A foreign trust is treated as having a U.S. beneficiary unless during the taxable year of the U.S. transferor—

(i) No part of the income or corpus of the trust may be paid or accumulated to or for the benefit of, directly or indirectly, a U.S. person; and

(ii) If the trust is terminated at any time during the taxable year, no part of the income or corpus of the trust could be paid to or for the benefit of, directly or indirectly, a U.S. person.

However, there is also a backup rule.  Even if, based on the terms of the trust instrument, a foreign trust is not treated as having a U.S. beneficiary within the meaning of the test above, the trust may nevertheless be treated as having a U.S. beneficiary based on the following:

For purposes of determining whether a foreign trust is treated as having a U.S. beneficiary, the IRS looks to the following additional factors as well:

For these purposes, an amount is treated as paid or accumulated to or for the benefit of a U.S. person if the amount is paid to or accumulated for the benefit of:

(i) A controlled foreign corporation, as defined in section 957(a);

(ii) A foreign partnership, if a U.S. person is a partner of such partnership; or
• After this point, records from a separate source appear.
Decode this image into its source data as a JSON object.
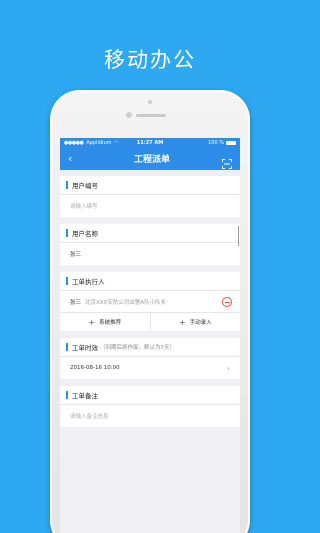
{
  "promo": {
    "headline": "移动办公"
  },
  "status_bar": {
    "carrier": "Applidium",
    "time": "11:27 AM",
    "battery": "100 %"
  },
  "nav": {
    "back_icon": "‹",
    "title": "工程派单",
    "scan_icon": "scan-icon"
  },
  "sections": {
    "user_number": {
      "title": "用户编号",
      "placeholder": "请输入编号"
    },
    "user_name": {
      "title": "用户名称",
      "value": "张三"
    },
    "executor": {
      "title": "工单执行人",
      "name": "张三",
      "detail": "北京XXX安防公司出警A队小队长",
      "actions": [
        {
          "icon": "+",
          "label": "系统推荐"
        },
        {
          "icon": "+",
          "label": "手动录入"
        }
      ]
    },
    "timeliness": {
      "title": "工单时效",
      "hint": "（到期后将作废，默认为7天）",
      "value": "2016-08-16 10:00"
    },
    "remark": {
      "title": "工单备注",
      "placeholder": "请输入备注信息"
    }
  },
  "colors": {
    "background": "#2ea8f0",
    "nav": "#2e8de8",
    "danger": "#e94b4b"
  }
}
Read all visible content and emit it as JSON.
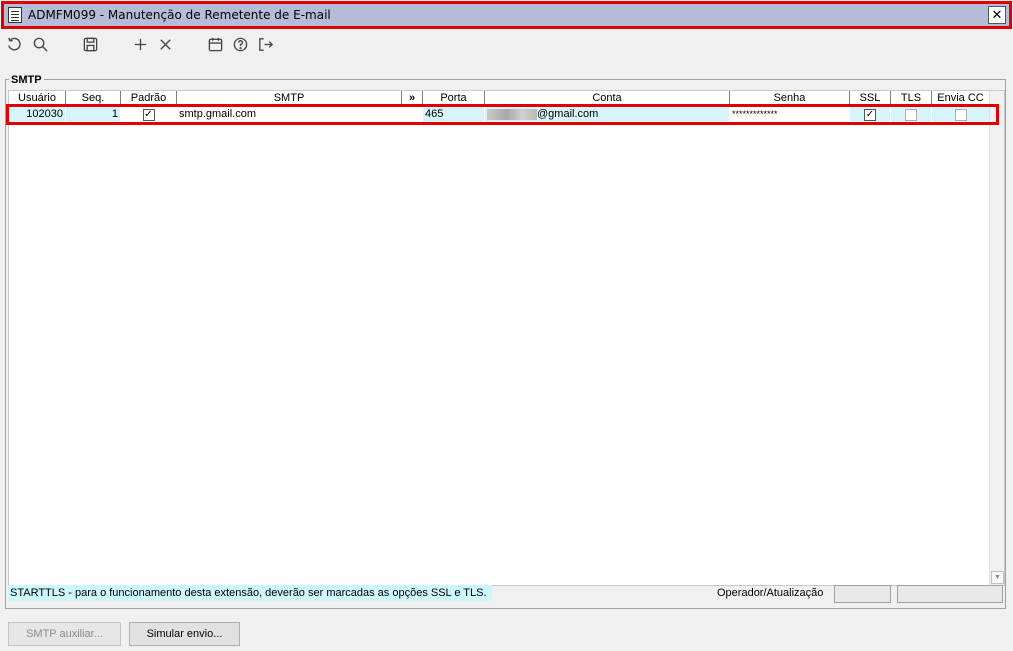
{
  "window": {
    "title": "ADMFM099 - Manutenção de Remetente de E-mail",
    "close_label": "✕"
  },
  "toolbar": {
    "icons": [
      "undo-icon",
      "search-icon",
      "save-icon",
      "add-icon",
      "delete-icon",
      "calendar-icon",
      "help-icon",
      "exit-icon"
    ]
  },
  "group": {
    "label": "SMTP"
  },
  "grid": {
    "columns": [
      "Usuário",
      "Seq.",
      "Padrão",
      "SMTP",
      "»",
      "Porta",
      "Conta",
      "Senha",
      "SSL",
      "TLS",
      "Envia CC"
    ],
    "rows": [
      {
        "usuario": "102030",
        "seq": "1",
        "padrao": true,
        "smtp": "smtp.gmail.com",
        "porta": "465",
        "conta_suffix": "@gmail.com",
        "senha": "*************",
        "ssl": true,
        "tls": false,
        "envia_cc": false
      }
    ]
  },
  "status": {
    "hint": "STARTTLS - para o funcionamento desta extensão, deverão ser marcadas as opções SSL e TLS.",
    "operator_label": "Operador/Atualização"
  },
  "buttons": {
    "smtp_aux": "SMTP auxiliar...",
    "simular": "Simular envio..."
  },
  "colors": {
    "title_bg": "#b4bcd8",
    "highlight": "#e00000",
    "row_bg": "#d6f4fb",
    "hint_bg": "#cdf7fd"
  }
}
(iii) A foreign trust or estate, if such trust or estate has a U.S. beneficiary (within the meaning of paragraph (a)(1) of this section).

Finally, an amount is treated as paid or accumulated to or for the benefit of a U.S. person if the amount is paid to or accumulated for the benefit of a U.S. person through an intermediary, such as an agent or nominee, or by any other means where a U.S. person may obtain an actual or constructive benefit.

Terminating a Grantor Trust

To the extent that they apply, the grantor trust rules override the otherwise applicable general rules of trust taxation.

The termination of grantor trust status can have significant consequences.  By way of example, the termination of grantor trust status may lead to a taxable event where the trust holds a partnership interest in a partnership with certain liabilities in excess of the basis in the partnership.

Likewise, an individual who creates an irrevocable trust classified as a grantor trust, purchases, as trustee, an interest in a partnership generating losses derived from accelerated depreciation deductions that reduce the basis of the partnership interest almost to zero, and who renounces the powers that cause the grantor trust classification just before the partnership begins generating income, will recognize gain or loss under section 741 of the Code measured by the difference between the trust’s adjusted basis of the partnership interest and its share of the partnership’s liabilities.

[1] The “grantor trust” rules are set out in subpart E (§ 671 and following), part I, subchapter J, chapter 1 of the Code (a grantor trust).